##### MATERIAL TO PROCESS #####
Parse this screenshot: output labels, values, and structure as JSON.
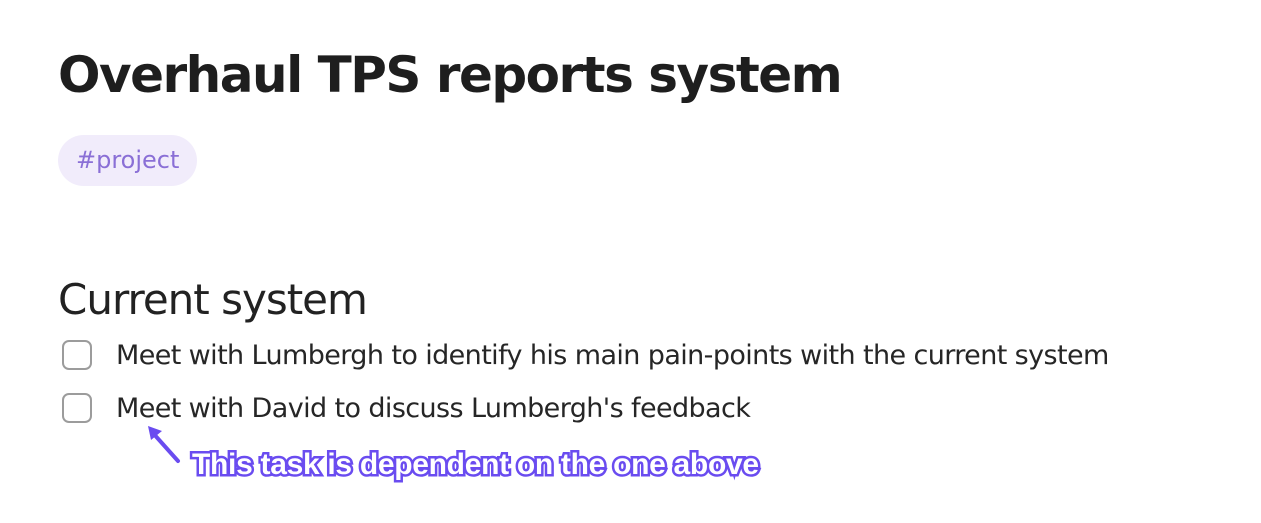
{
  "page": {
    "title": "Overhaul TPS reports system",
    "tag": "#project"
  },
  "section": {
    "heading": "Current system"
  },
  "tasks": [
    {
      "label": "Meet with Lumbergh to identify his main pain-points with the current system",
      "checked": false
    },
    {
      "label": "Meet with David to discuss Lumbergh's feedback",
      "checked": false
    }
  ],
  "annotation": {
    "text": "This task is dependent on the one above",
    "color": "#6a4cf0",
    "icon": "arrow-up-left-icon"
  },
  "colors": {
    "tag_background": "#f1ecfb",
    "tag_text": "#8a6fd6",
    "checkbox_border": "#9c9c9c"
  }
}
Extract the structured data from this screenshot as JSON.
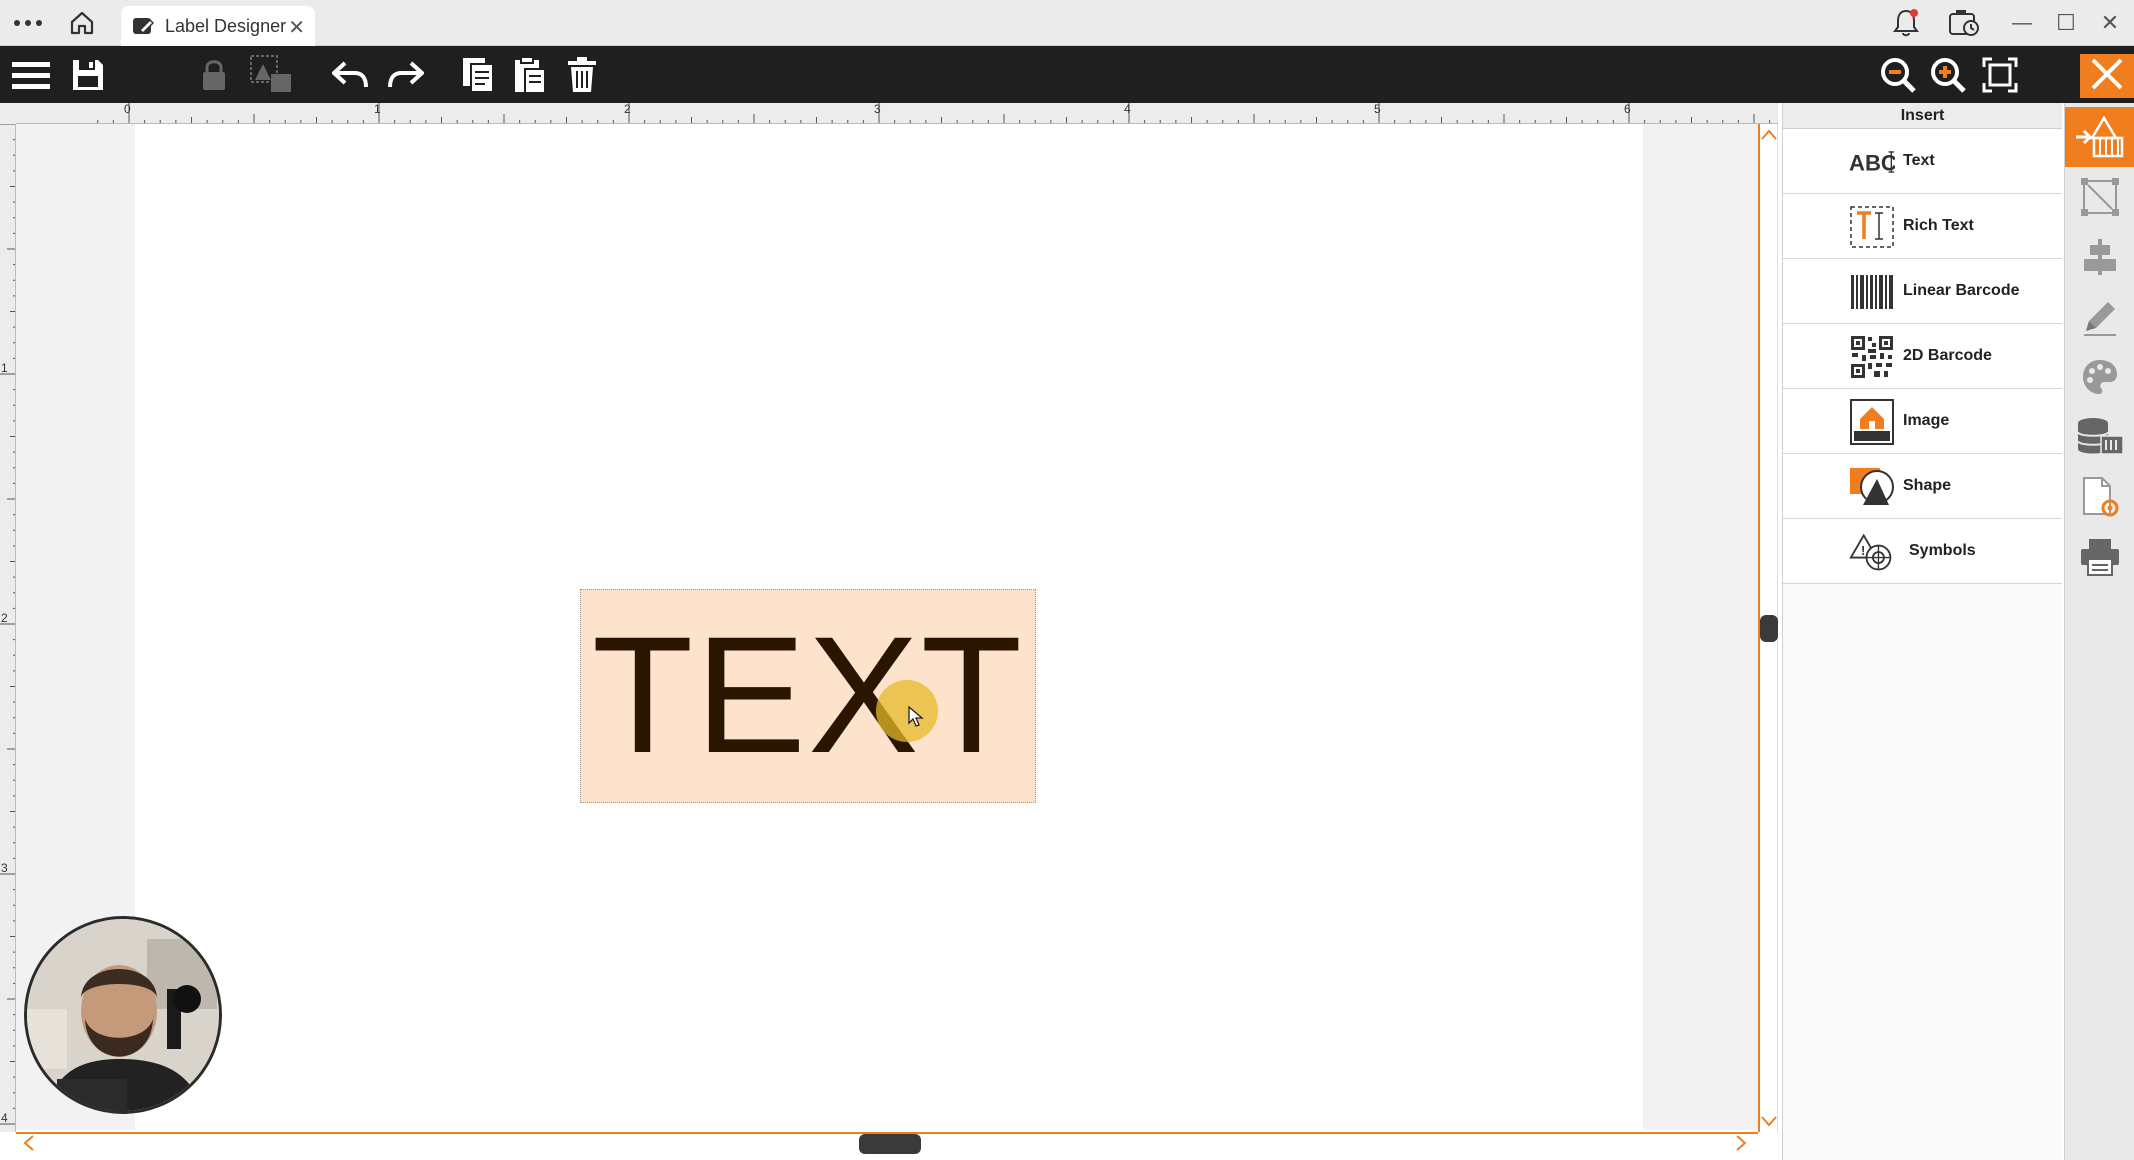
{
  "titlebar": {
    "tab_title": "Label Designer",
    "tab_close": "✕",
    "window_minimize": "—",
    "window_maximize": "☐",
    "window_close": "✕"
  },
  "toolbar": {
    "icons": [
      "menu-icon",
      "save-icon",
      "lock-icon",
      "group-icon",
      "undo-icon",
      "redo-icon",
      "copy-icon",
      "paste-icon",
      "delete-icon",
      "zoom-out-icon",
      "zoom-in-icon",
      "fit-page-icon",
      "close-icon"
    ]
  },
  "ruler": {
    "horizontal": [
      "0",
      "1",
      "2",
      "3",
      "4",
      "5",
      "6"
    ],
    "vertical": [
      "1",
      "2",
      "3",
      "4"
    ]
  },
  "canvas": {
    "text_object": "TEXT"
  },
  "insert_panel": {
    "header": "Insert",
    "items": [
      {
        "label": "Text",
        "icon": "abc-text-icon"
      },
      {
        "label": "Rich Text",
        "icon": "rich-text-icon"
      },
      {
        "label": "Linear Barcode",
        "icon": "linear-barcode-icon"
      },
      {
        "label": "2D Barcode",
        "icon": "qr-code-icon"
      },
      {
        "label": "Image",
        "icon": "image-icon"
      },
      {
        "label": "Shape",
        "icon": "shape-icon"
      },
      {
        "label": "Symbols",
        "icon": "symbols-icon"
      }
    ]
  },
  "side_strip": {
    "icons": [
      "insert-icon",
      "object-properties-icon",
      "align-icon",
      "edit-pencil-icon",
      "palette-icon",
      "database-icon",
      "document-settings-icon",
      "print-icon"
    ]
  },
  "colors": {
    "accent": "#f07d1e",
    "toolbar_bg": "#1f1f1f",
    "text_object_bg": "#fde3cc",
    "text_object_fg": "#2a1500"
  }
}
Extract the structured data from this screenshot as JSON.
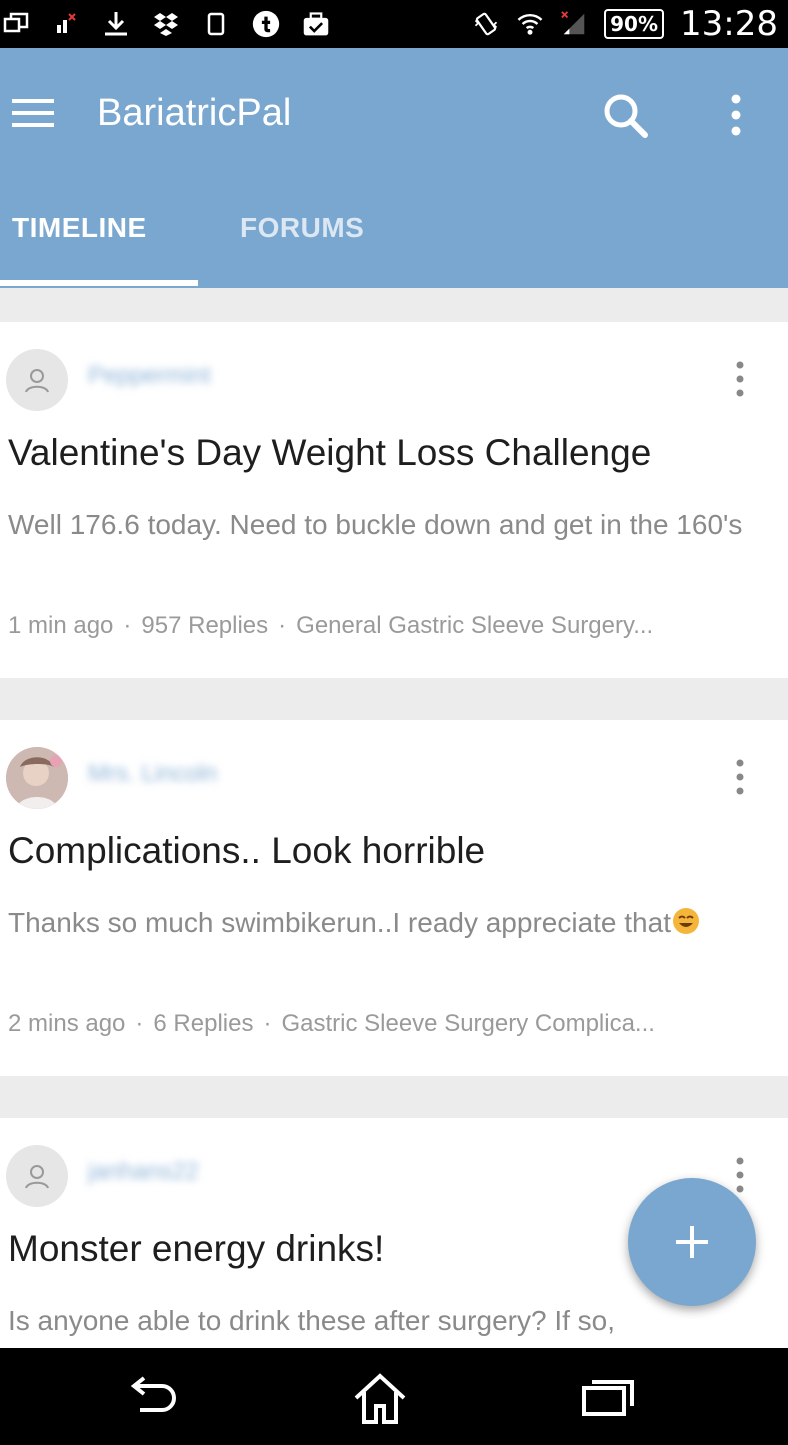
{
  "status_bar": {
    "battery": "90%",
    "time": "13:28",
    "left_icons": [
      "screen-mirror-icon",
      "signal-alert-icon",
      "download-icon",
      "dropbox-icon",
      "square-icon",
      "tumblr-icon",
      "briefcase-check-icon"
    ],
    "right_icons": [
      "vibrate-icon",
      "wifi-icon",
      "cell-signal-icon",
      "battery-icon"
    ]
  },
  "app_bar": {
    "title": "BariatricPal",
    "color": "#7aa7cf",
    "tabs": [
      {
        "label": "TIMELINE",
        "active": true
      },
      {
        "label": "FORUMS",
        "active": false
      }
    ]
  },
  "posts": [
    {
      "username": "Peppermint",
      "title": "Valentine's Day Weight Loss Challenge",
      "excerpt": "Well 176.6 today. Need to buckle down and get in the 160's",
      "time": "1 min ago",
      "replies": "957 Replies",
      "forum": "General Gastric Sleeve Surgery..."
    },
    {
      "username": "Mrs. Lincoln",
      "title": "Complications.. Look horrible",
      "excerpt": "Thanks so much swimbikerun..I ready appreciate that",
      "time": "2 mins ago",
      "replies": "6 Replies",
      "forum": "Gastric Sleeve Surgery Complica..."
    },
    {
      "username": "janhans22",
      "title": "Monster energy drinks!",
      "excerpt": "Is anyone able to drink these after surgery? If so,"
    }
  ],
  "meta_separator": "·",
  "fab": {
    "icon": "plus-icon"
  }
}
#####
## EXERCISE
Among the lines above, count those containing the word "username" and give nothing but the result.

## SOLUTION TO THE PROBLEM
3